=== Data records ===
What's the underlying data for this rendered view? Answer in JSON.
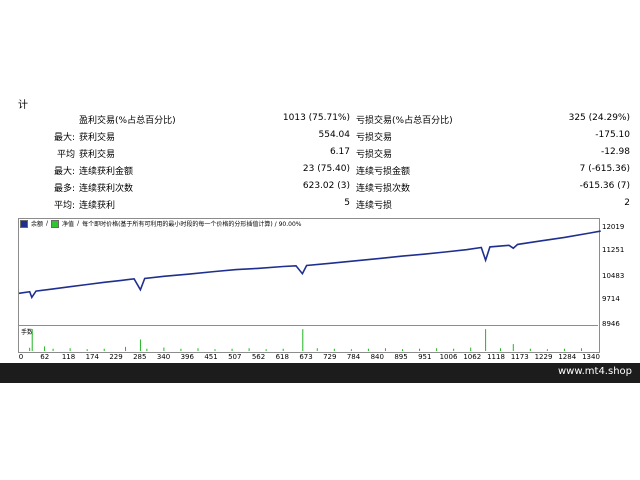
{
  "header": {
    "section_char": "计"
  },
  "stats": {
    "rows": [
      {
        "prefix": "",
        "label": "盈利交易(%占总百分比)",
        "value": "1013 (75.71%)",
        "label2": "亏损交易(%占总百分比)",
        "value2": "325 (24.29%)"
      },
      {
        "prefix": "最大:",
        "label": "获利交易",
        "value": "554.04",
        "label2": "亏损交易",
        "value2": "-175.10"
      },
      {
        "prefix": "平均",
        "label": "获利交易",
        "value": "6.17",
        "label2": "亏损交易",
        "value2": "-12.98"
      },
      {
        "prefix": "最大:",
        "label": "连续获利金额",
        "value": "23 (75.40)",
        "label2": "连续亏损金额",
        "value2": "7 (-615.36)"
      },
      {
        "prefix": "最多:",
        "label": "连续获利次数",
        "value": "623.02 (3)",
        "label2": "连续亏损次数",
        "value2": "-615.36 (7)"
      },
      {
        "prefix": "平均:",
        "label": "连续获利",
        "value": "5",
        "label2": "连续亏损",
        "value2": "2"
      }
    ]
  },
  "chart": {
    "legend": {
      "balance_label": "余额",
      "equity_label": "净值",
      "text": "每个即时价格(基于所有可利用的最小时段的每一个价格的分形插值计算) / 90.00%"
    },
    "volume_label": "手数",
    "colors": {
      "balance": "#1f2f8f",
      "equity": "#2ec62e",
      "volume": "#22b522",
      "frame": "#8c8c8c"
    }
  },
  "chart_data": {
    "type": "line",
    "title": "",
    "xlabel": "",
    "ylabel": "",
    "ylim": [
      8946,
      12019
    ],
    "y_ticks": [
      "12019",
      "11251",
      "10483",
      "9714",
      "8946"
    ],
    "x_ticks": [
      "0",
      "62",
      "118",
      "174",
      "229",
      "285",
      "340",
      "396",
      "451",
      "507",
      "562",
      "618",
      "673",
      "729",
      "784",
      "840",
      "895",
      "951",
      "1006",
      "1062",
      "1118",
      "1173",
      "1229",
      "1284",
      "1340"
    ],
    "xlim": [
      0,
      1340
    ],
    "series": [
      {
        "values": [
          [
            0,
            9950
          ],
          [
            25,
            10000
          ],
          [
            30,
            9820
          ],
          [
            40,
            10020
          ],
          [
            80,
            10090
          ],
          [
            120,
            10160
          ],
          [
            160,
            10230
          ],
          [
            200,
            10300
          ],
          [
            240,
            10360
          ],
          [
            270,
            10410
          ],
          [
            285,
            10060
          ],
          [
            295,
            10420
          ],
          [
            340,
            10490
          ],
          [
            400,
            10560
          ],
          [
            460,
            10640
          ],
          [
            510,
            10700
          ],
          [
            560,
            10740
          ],
          [
            620,
            10800
          ],
          [
            650,
            10820
          ],
          [
            665,
            10570
          ],
          [
            675,
            10830
          ],
          [
            730,
            10900
          ],
          [
            790,
            10980
          ],
          [
            850,
            11060
          ],
          [
            900,
            11130
          ],
          [
            950,
            11190
          ],
          [
            1000,
            11260
          ],
          [
            1050,
            11330
          ],
          [
            1085,
            11400
          ],
          [
            1095,
            11000
          ],
          [
            1105,
            11420
          ],
          [
            1150,
            11470
          ],
          [
            1160,
            11380
          ],
          [
            1170,
            11500
          ],
          [
            1220,
            11600
          ],
          [
            1280,
            11720
          ],
          [
            1340,
            11860
          ],
          [
            1365,
            11920
          ]
        ]
      }
    ],
    "volume": [
      [
        25,
        0.14
      ],
      [
        31,
        0.95
      ],
      [
        60,
        0.2
      ],
      [
        80,
        0.1
      ],
      [
        120,
        0.12
      ],
      [
        160,
        0.08
      ],
      [
        200,
        0.1
      ],
      [
        250,
        0.18
      ],
      [
        285,
        0.5
      ],
      [
        300,
        0.1
      ],
      [
        340,
        0.15
      ],
      [
        380,
        0.1
      ],
      [
        420,
        0.12
      ],
      [
        460,
        0.08
      ],
      [
        500,
        0.1
      ],
      [
        540,
        0.12
      ],
      [
        580,
        0.08
      ],
      [
        620,
        0.1
      ],
      [
        666,
        0.95
      ],
      [
        700,
        0.12
      ],
      [
        740,
        0.1
      ],
      [
        780,
        0.08
      ],
      [
        820,
        0.1
      ],
      [
        860,
        0.12
      ],
      [
        900,
        0.08
      ],
      [
        940,
        0.1
      ],
      [
        980,
        0.12
      ],
      [
        1020,
        0.1
      ],
      [
        1060,
        0.15
      ],
      [
        1095,
        0.95
      ],
      [
        1130,
        0.12
      ],
      [
        1160,
        0.3
      ],
      [
        1200,
        0.1
      ],
      [
        1240,
        0.08
      ],
      [
        1280,
        0.1
      ],
      [
        1320,
        0.12
      ]
    ]
  },
  "footer": {
    "watermark": "www.mt4.shop"
  }
}
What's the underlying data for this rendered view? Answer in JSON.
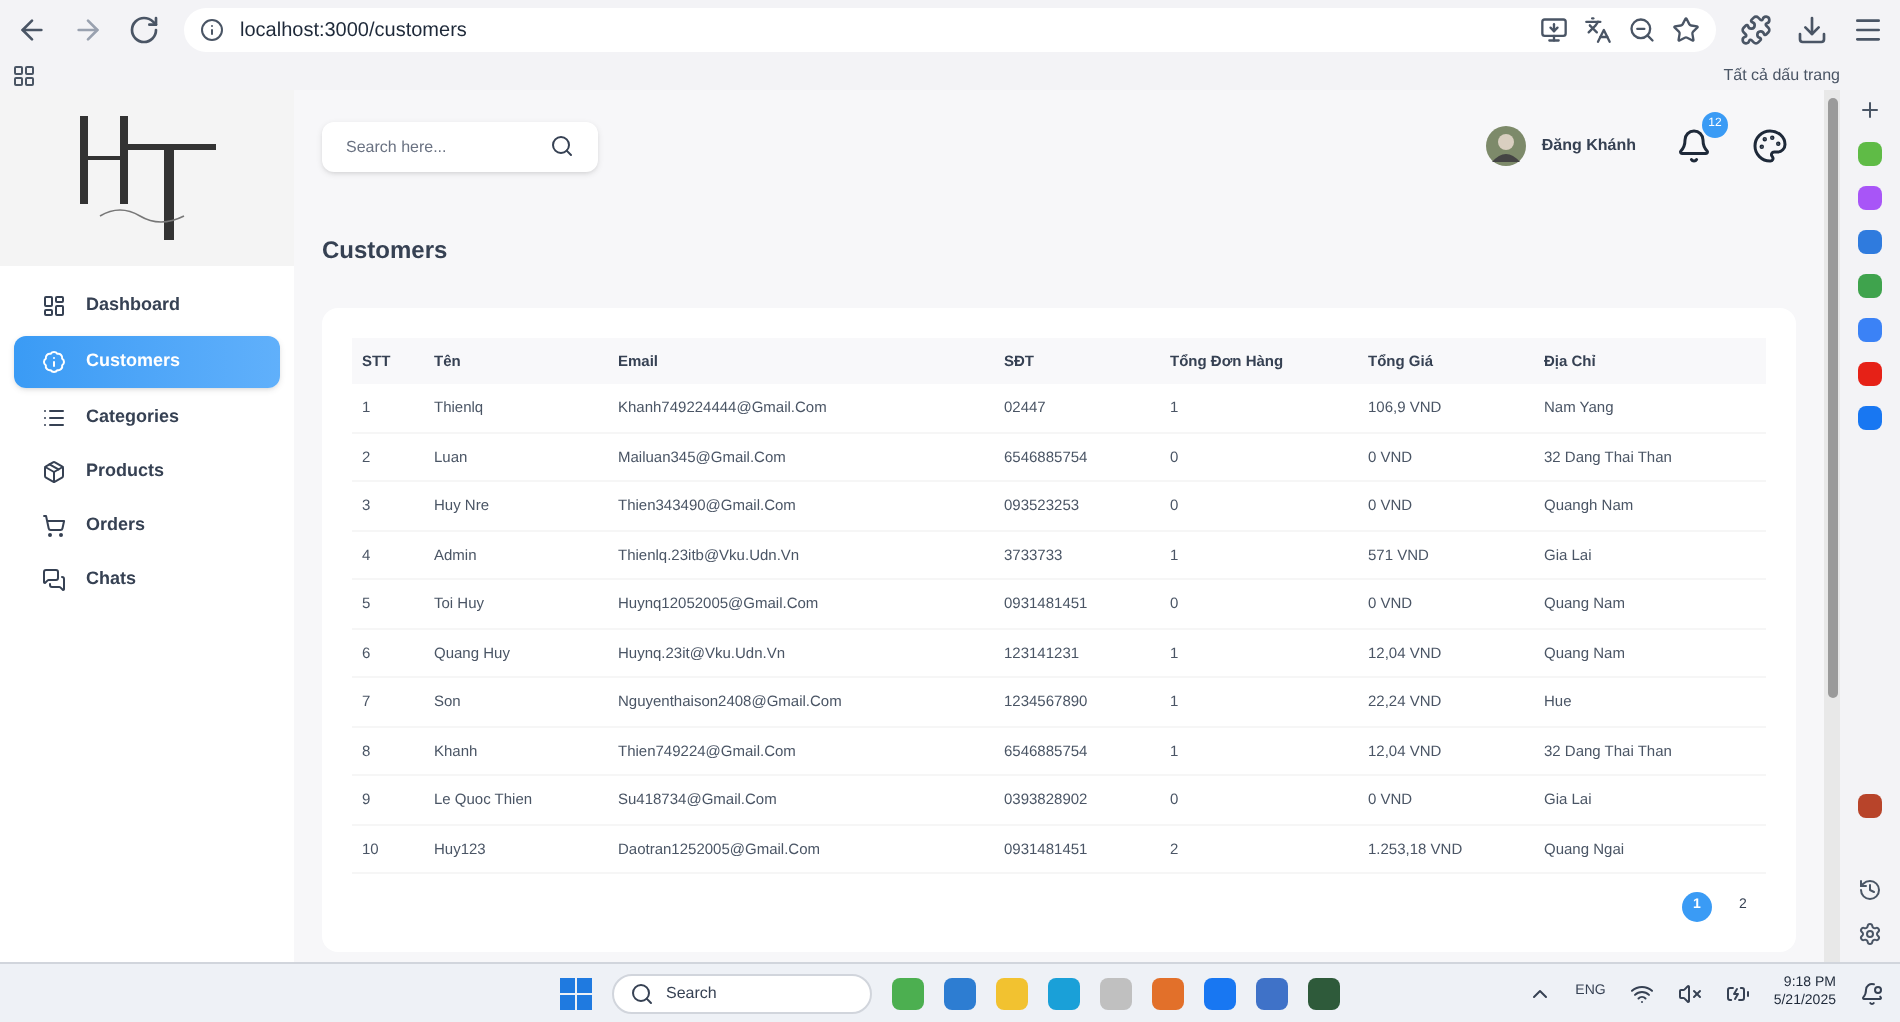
{
  "browser": {
    "url": "localhost:3000/customers",
    "bookmarks_label": "Tất cả dấu trang"
  },
  "sidebar": {
    "items": [
      {
        "label": "Dashboard",
        "selected": false
      },
      {
        "label": "Customers",
        "selected": true
      },
      {
        "label": "Categories",
        "selected": false
      },
      {
        "label": "Products",
        "selected": false
      },
      {
        "label": "Orders",
        "selected": false
      },
      {
        "label": "Chats",
        "selected": false
      }
    ]
  },
  "header": {
    "search": {
      "placeholder": "Search here..."
    },
    "user_name": "Đăng Khánh",
    "notification_count": "12"
  },
  "page_title": "Customers",
  "table": {
    "columns": [
      "STT",
      "Tên",
      "Email",
      "SĐT",
      "Tổng Đơn Hàng",
      "Tổng Giá",
      "Địa Chỉ"
    ],
    "rows": [
      [
        "1",
        "Thienlq",
        "Khanh749224444@Gmail.Com",
        "02447",
        "1",
        "106,9 VND",
        "Nam Yang"
      ],
      [
        "2",
        "Luan",
        "Mailuan345@Gmail.Com",
        "6546885754",
        "0",
        "0 VND",
        "32 Dang Thai Than"
      ],
      [
        "3",
        "Huy Nre",
        "Thien343490@Gmail.Com",
        "093523253",
        "0",
        "0 VND",
        "Quangh Nam"
      ],
      [
        "4",
        "Admin",
        "Thienlq.23itb@Vku.Udn.Vn",
        "3733733",
        "1",
        "571 VND",
        "Gia Lai"
      ],
      [
        "5",
        "Toi Huy",
        "Huynq12052005@Gmail.Com",
        "0931481451",
        "0",
        "0 VND",
        "Quang Nam"
      ],
      [
        "6",
        "Quang Huy",
        "Huynq.23it@Vku.Udn.Vn",
        "123141231",
        "1",
        "12,04 VND",
        "Quang Nam"
      ],
      [
        "7",
        "Son",
        "Nguyenthaison2408@Gmail.Com",
        "1234567890",
        "1",
        "22,24 VND",
        "Hue"
      ],
      [
        "8",
        "Khanh",
        "Thien749224@Gmail.Com",
        "6546885754",
        "1",
        "12,04 VND",
        "32 Dang Thai Than"
      ],
      [
        "9",
        "Le Quoc Thien",
        "Su418734@Gmail.Com",
        "0393828902",
        "0",
        "0 VND",
        "Gia Lai"
      ],
      [
        "10",
        "Huy123",
        "Daotran1252005@Gmail.Com",
        "0931481451",
        "2",
        "1.253,18 VND",
        "Quang Ngai"
      ]
    ]
  },
  "pagination": [
    {
      "label": "1",
      "selected": true
    },
    {
      "label": "2",
      "selected": false
    }
  ],
  "taskbar": {
    "search_placeholder": "Search",
    "language": "ENG",
    "time": "9:18 PM",
    "date": "5/21/2025"
  }
}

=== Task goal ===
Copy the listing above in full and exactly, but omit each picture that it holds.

=== Result ===
What's the underlying data for this rendered view? Answer in JSON.
{
  "header": {
    "section_char": "计"
  },
  "stats": {
    "rows": [
      {
        "prefix": "",
        "label": "盈利交易(%占总百分比)",
        "value": "1013 (75.71%)",
        "label2": "亏损交易(%占总百分比)",
        "value2": "325 (24.29%)"
      },
      {
        "prefix": "最大:",
        "label": "获利交易",
        "value": "554.04",
        "label2": "亏损交易",
        "value2": "-175.10"
      },
      {
        "prefix": "平均",
        "label": "获利交易",
        "value": "6.17",
        "label2": "亏损交易",
        "value2": "-12.98"
      },
      {
        "prefix": "最大:",
        "label": "连续获利金额",
        "value": "23 (75.40)",
        "label2": "连续亏损金额",
        "value2": "7 (-615.36)"
      },
      {
        "prefix": "最多:",
        "label": "连续获利次数",
        "value": "623.02 (3)",
        "label2": "连续亏损次数",
        "value2": "-615.36 (7)"
      },
      {
        "prefix": "平均:",
        "label": "连续获利",
        "value": "5",
        "label2": "连续亏损",
        "value2": "2"
      }
    ]
  },
  "chart": {
    "legend": {
      "balance_label": "余额",
      "equity_label": "净值",
      "text": "每个即时价格(基于所有可利用的最小时段的每一个价格的分形插值计算) / 90.00%"
    },
    "volume_label": "手数",
    "colors": {
      "balance": "#1f2f8f",
      "equity": "#2ec62e",
      "volume": "#22b522",
      "frame": "#8c8c8c"
    }
  },
  "chart_data": {
    "type": "line",
    "title": "",
    "xlabel": "",
    "ylabel": "",
    "ylim": [
      8946,
      12019
    ],
    "y_ticks": [
      "12019",
      "11251",
      "10483",
      "9714",
      "8946"
    ],
    "x_ticks": [
      "0",
      "62",
      "118",
      "174",
      "229",
      "285",
      "340",
      "396",
      "451",
      "507",
      "562",
      "618",
      "673",
      "729",
      "784",
      "840",
      "895",
      "951",
      "1006",
      "1062",
      "1118",
      "1173",
      "1229",
      "1284",
      "1340"
    ],
    "xlim": [
      0,
      1340
    ],
    "series": [
      {
        "values": [
          [
            0,
            9950
          ],
          [
            25,
            10000
          ],
          [
            30,
            9820
          ],
          [
            40,
            10020
          ],
          [
            80,
            10090
          ],
          [
            120,
            10160
          ],
          [
            160,
            10230
          ],
          [
            200,
            10300
          ],
          [
            240,
            10360
          ],
          [
            270,
            10410
          ],
          [
            285,
            10060
          ],
          [
            295,
            10420
          ],
          [
            340,
            10490
          ],
          [
            400,
            10560
          ],
          [
            460,
            10640
          ],
          [
            510,
            10700
          ],
          [
            560,
            10740
          ],
          [
            620,
            10800
          ],
          [
            650,
            10820
          ],
          [
            665,
            10570
          ],
          [
            675,
            10830
          ],
          [
            730,
            10900
          ],
          [
            790,
            10980
          ],
          [
            850,
            11060
          ],
          [
            900,
            11130
          ],
          [
            950,
            11190
          ],
          [
            1000,
            11260
          ],
          [
            1050,
            11330
          ],
          [
            1085,
            11400
          ],
          [
            1095,
            11000
          ],
          [
            1105,
            11420
          ],
          [
            1150,
            11470
          ],
          [
            1160,
            11380
          ],
          [
            1170,
            11500
          ],
          [
            1220,
            11600
          ],
          [
            1280,
            11720
          ],
          [
            1340,
            11860
          ],
          [
            1365,
            11920
          ]
        ]
      }
    ],
    "volume": [
      [
        25,
        0.14
      ],
      [
        31,
        0.95
      ],
      [
        60,
        0.2
      ],
      [
        80,
        0.1
      ],
      [
        120,
        0.12
      ],
      [
        160,
        0.08
      ],
      [
        200,
        0.1
      ],
      [
        250,
        0.18
      ],
      [
        285,
        0.5
      ],
      [
        300,
        0.1
      ],
      [
        340,
        0.15
      ],
      [
        380,
        0.1
      ],
      [
        420,
        0.12
      ],
      [
        460,
        0.08
      ],
      [
        500,
        0.1
      ],
      [
        540,
        0.12
      ],
      [
        580,
        0.08
      ],
      [
        620,
        0.1
      ],
      [
        666,
        0.95
      ],
      [
        700,
        0.12
      ],
      [
        740,
        0.1
      ],
      [
        780,
        0.08
      ],
      [
        820,
        0.1
      ],
      [
        860,
        0.12
      ],
      [
        900,
        0.08
      ],
      [
        940,
        0.1
      ],
      [
        980,
        0.12
      ],
      [
        1020,
        0.1
      ],
      [
        1060,
        0.15
      ],
      [
        1095,
        0.95
      ],
      [
        1130,
        0.12
      ],
      [
        1160,
        0.3
      ],
      [
        1200,
        0.1
      ],
      [
        1240,
        0.08
      ],
      [
        1280,
        0.1
      ],
      [
        1320,
        0.12
      ]
    ]
  },
  "footer": {
    "watermark": "www.mt4.shop"
  }
}
What's the underlying data for this rendered view? Answer in JSON.
{
  "browser": {
    "url": "localhost:3000/customers",
    "bookmarks_label": "Tất cả dấu trang"
  },
  "sidebar": {
    "items": [
      {
        "label": "Dashboard",
        "selected": false
      },
      {
        "label": "Customers",
        "selected": true
      },
      {
        "label": "Categories",
        "selected": false
      },
      {
        "label": "Products",
        "selected": false
      },
      {
        "label": "Orders",
        "selected": false
      },
      {
        "label": "Chats",
        "selected": false
      }
    ]
  },
  "header": {
    "search": {
      "placeholder": "Search here..."
    },
    "user_name": "Đăng Khánh",
    "notification_count": "12"
  },
  "page_title": "Customers",
  "table": {
    "columns": [
      "STT",
      "Tên",
      "Email",
      "SĐT",
      "Tổng Đơn Hàng",
      "Tổng Giá",
      "Địa Chỉ"
    ],
    "rows": [
      [
        "1",
        "Thienlq",
        "Khanh749224444@Gmail.Com",
        "02447",
        "1",
        "106,9 VND",
        "Nam Yang"
      ],
      [
        "2",
        "Luan",
        "Mailuan345@Gmail.Com",
        "6546885754",
        "0",
        "0 VND",
        "32 Dang Thai Than"
      ],
      [
        "3",
        "Huy Nre",
        "Thien343490@Gmail.Com",
        "093523253",
        "0",
        "0 VND",
        "Quangh Nam"
      ],
      [
        "4",
        "Admin",
        "Thienlq.23itb@Vku.Udn.Vn",
        "3733733",
        "1",
        "571 VND",
        "Gia Lai"
      ],
      [
        "5",
        "Toi Huy",
        "Huynq12052005@Gmail.Com",
        "0931481451",
        "0",
        "0 VND",
        "Quang Nam"
      ],
      [
        "6",
        "Quang Huy",
        "Huynq.23it@Vku.Udn.Vn",
        "123141231",
        "1",
        "12,04 VND",
        "Quang Nam"
      ],
      [
        "7",
        "Son",
        "Nguyenthaison2408@Gmail.Com",
        "1234567890",
        "1",
        "22,24 VND",
        "Hue"
      ],
      [
        "8",
        "Khanh",
        "Thien749224@Gmail.Com",
        "6546885754",
        "1",
        "12,04 VND",
        "32 Dang Thai Than"
      ],
      [
        "9",
        "Le Quoc Thien",
        "Su418734@Gmail.Com",
        "0393828902",
        "0",
        "0 VND",
        "Gia Lai"
      ],
      [
        "10",
        "Huy123",
        "Daotran1252005@Gmail.Com",
        "0931481451",
        "2",
        "1.253,18 VND",
        "Quang Ngai"
      ]
    ]
  },
  "pagination": [
    {
      "label": "1",
      "selected": true
    },
    {
      "label": "2",
      "selected": false
    }
  ],
  "taskbar": {
    "search_placeholder": "Search",
    "language": "ENG",
    "time": "9:18 PM",
    "date": "5/21/2025"
  }
}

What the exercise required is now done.